Alternative Methods of Risk Assessment
Updated: Dec 1, 2020
Current risk assessment models in debate are flawed. They work under the false premise that every impact is true until the other side disproves it. The burden of rejoinder leads debaters to run nonsensical disads with a long and unrealistic internal link chains. For example, a sample elections DA states: Trump will lose now, the plan causes him to win reelection, which leads to extinction because allies would perceive that America has abandoned them, start to proliferate their weapon supply, causing a regional war that draws in global superpowers, encouraging nuclear war. This argument makes no sense, and anyone who genuinely believes in it is crazy, but it is normalized in the debate world and has won several rounds. Since the negative's argument is true there is an affirmative burden of rejoinder to disprove it. This method of risk assessment means that we never talk about structural violence, and probability-based impacts and arguments are built off of absurd internal link chains. For example, instead of arguing that a recession is inherently bad and would result in human suffering, debaters only make the argument that a recession would lead to extinction.
Debaters who run structural violence impacts usually run framing arguments to tell the judge to prioritize probable impacts. This argument is good but doesn’t go far enough. Debaters have to first win that the other team’s extinction-level impact is less probable than the case even though in the real world existential impacts, besides warming impacts, have little-to-no probability. The other team also has several tricks to make the judge buy into their framing. Bostrum framing, the argument that an extinction doesn’t kill 7.5 billion people, but trillions because future lives are lost often beats probability framing. Teams can also argue for a risk assessment model based on magnitude * probability.
1 in 100 (.01) 1,000,000,000 = 10,000,000 lives
1 in 1000 (.001) 1,000,000,000 = 1,000,000 lives
1 in 10,000 (.0001) 1,000,000,000 = 100,000 lives
1 in 100,000 (.00001) 1,000,000,000 = 10,000 lives
1 in 1,000,000 (.000001) 1,000,000,000 = 1,000 lives
A 1 in 10,000 chance of a disadvantage culminating in nuclear war would be the equivalent of an affirmative saving 100,000 lives
The way debaters view internal links is problematic. Disads have more internal links than you think. Take an economic impact, you have to know what is the current state of the US economy? Is decline inevitable? How does the plan affect the US economy? Is that supported by warrants? Do those rise to the levels of collapse? Is the impact convincing? Every time you add an internal link to an argument the probability of that argument decreases substantially. The probability of a disadvantage should be found by multiplying all of the internal links together. If the risk of one internal link is reduced to five percent, the probability of the disadvantage cannot be above that. This view of internal link chains prevents a disadvantage from having tens of internal links and connecting your plan to a completely unrelated extinction impact.

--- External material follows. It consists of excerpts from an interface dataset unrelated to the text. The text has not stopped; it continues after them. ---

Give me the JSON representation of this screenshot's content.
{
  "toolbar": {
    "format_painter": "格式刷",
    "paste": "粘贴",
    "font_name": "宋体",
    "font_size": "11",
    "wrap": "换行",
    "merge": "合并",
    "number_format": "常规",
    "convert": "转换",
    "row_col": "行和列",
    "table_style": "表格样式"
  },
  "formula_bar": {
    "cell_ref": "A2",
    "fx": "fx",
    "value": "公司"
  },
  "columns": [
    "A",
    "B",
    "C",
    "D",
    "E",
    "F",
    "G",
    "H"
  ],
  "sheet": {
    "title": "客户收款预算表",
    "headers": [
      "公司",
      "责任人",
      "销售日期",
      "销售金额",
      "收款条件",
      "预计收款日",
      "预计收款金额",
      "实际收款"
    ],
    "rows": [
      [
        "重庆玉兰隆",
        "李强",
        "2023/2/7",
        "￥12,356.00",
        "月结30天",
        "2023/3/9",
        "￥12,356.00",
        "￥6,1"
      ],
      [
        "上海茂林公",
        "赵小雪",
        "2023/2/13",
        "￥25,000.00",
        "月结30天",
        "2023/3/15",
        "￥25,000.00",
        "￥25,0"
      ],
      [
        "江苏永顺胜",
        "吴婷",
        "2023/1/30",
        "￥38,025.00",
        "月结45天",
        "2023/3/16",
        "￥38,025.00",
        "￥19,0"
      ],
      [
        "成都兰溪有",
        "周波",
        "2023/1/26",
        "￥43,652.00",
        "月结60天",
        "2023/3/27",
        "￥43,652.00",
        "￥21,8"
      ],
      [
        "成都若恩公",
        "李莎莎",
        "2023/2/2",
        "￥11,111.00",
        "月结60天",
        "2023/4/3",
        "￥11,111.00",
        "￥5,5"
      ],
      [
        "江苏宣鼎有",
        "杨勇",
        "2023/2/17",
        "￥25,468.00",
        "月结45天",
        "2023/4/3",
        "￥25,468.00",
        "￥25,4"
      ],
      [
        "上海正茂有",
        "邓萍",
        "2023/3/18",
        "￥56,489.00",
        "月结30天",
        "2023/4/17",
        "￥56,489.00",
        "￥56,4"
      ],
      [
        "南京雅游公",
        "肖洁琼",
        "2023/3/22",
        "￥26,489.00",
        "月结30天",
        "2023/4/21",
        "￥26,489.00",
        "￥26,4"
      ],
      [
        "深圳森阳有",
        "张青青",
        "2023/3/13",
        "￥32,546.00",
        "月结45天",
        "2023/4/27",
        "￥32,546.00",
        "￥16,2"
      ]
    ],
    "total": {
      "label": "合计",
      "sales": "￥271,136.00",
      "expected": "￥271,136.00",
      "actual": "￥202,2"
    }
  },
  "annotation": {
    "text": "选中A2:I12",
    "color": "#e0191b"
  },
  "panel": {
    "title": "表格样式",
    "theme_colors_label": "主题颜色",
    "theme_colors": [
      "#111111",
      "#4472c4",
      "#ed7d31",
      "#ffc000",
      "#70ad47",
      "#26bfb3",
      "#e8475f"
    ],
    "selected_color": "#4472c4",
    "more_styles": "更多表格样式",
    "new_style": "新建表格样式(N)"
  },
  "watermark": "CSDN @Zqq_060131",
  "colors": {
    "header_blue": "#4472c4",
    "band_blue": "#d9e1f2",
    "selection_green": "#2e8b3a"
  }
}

If debate is supposed to simulate the real world or provide an educational space, the burden of proof should be used. Judges should assume that predictive claims start at zero percent and build up to 100%. Post-round, judges should think about whether an impact is true or makes sense. Many object to this because it results in judge intervention, but the judge assuming that an impact has 100% risk is also intervention. Also, a small bit of judge intervention is much better than teaching every debater the wrong understanding of real-world probability. Under this model of debate, affirmative advantages would be probability-based and/or discuss structural violence issues. Negative impacts would also be probability-based and there would be a higher-emphasis on turns case arguments. The elections DA can still be run, but instead of a nuclear war impact, the negative argument would be that a Trump reelection worsens the affirmative harms. There would also be a higher emphasis on counter plans. You can run the argument as a small theory shell in your first constructive speech and expand on it in later speeches.
Edgemont High School Sophomore